§ **Activity**: Out of the lines below, please list those that hold the string "teste".

§ **Provided data**:
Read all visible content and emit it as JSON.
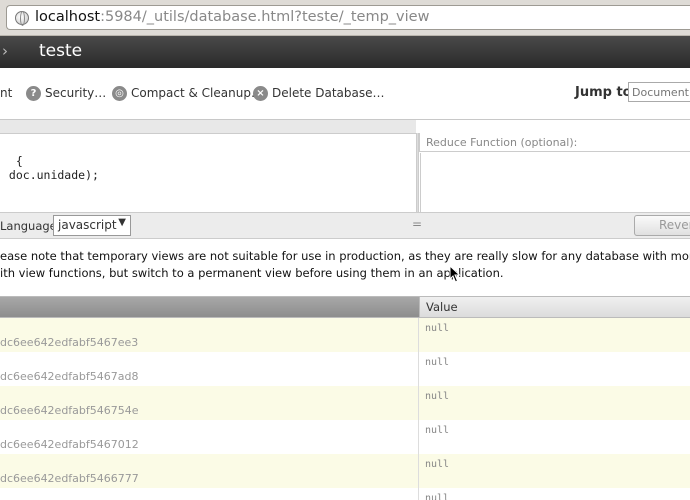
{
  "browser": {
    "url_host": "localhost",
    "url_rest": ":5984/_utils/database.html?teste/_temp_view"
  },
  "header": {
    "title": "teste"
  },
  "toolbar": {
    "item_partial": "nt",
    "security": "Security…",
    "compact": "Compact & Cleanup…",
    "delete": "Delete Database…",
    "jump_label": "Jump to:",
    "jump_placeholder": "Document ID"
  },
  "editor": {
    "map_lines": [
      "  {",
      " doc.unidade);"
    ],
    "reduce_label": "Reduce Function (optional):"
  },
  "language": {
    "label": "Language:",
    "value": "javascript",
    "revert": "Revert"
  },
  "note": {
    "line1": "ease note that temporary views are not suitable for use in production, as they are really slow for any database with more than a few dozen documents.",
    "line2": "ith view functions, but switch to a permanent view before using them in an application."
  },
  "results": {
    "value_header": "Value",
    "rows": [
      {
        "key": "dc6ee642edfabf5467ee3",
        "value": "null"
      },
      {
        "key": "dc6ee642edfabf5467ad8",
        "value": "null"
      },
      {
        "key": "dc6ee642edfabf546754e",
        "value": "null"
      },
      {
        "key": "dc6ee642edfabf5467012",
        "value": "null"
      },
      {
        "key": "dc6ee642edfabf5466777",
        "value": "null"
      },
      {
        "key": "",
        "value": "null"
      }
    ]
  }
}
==
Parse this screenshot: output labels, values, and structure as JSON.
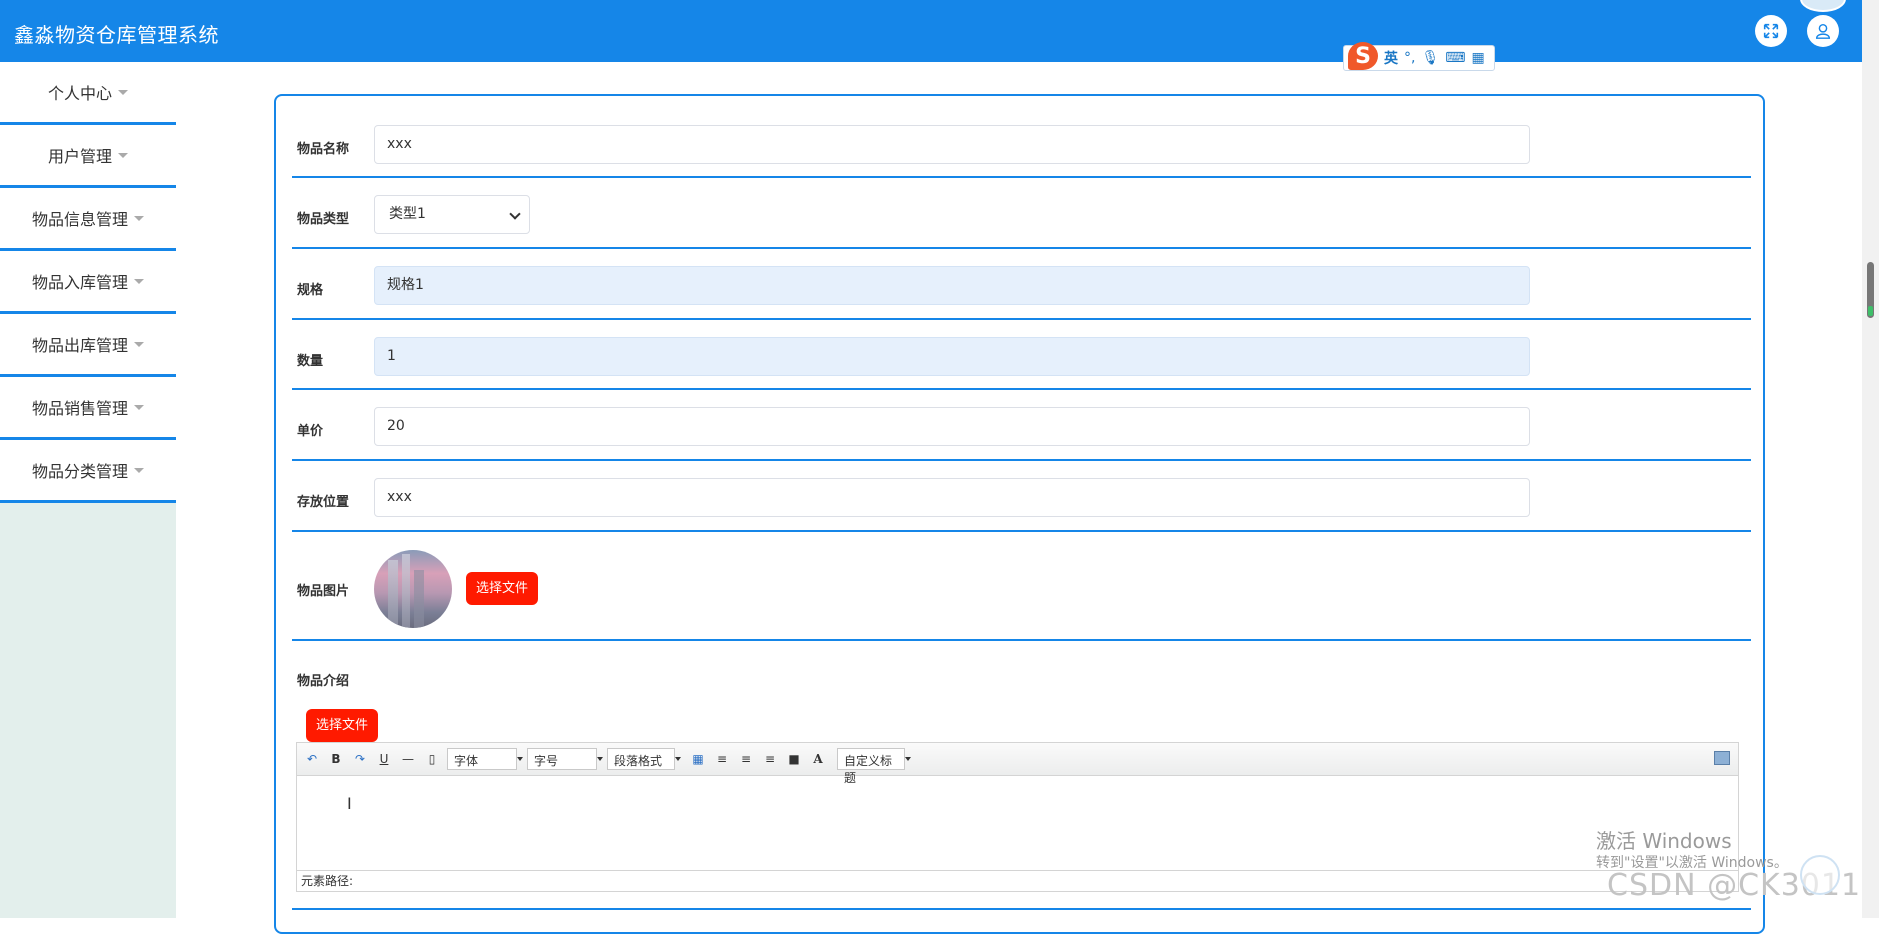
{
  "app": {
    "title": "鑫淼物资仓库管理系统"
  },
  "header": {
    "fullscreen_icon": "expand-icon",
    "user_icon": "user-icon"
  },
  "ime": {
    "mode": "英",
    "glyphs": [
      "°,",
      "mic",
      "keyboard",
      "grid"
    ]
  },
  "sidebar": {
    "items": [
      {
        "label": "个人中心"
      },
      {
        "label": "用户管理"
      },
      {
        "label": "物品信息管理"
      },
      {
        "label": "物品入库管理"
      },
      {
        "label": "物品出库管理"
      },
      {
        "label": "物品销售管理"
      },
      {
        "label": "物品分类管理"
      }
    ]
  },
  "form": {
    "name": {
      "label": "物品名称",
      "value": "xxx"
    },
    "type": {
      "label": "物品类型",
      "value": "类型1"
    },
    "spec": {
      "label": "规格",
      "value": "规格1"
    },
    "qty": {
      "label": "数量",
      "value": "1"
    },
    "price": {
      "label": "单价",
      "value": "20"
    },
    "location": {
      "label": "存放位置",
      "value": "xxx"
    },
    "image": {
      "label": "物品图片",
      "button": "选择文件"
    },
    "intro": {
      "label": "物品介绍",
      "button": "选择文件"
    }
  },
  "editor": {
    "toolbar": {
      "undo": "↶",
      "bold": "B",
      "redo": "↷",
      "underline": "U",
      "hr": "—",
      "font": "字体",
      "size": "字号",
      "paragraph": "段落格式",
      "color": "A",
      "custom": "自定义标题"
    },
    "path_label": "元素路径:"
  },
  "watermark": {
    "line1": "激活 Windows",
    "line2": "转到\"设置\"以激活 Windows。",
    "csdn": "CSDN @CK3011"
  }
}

§ **Output**:
    "url_rest": ":5984/_utils/database.html?teste/_temp_view"
    "title": "teste"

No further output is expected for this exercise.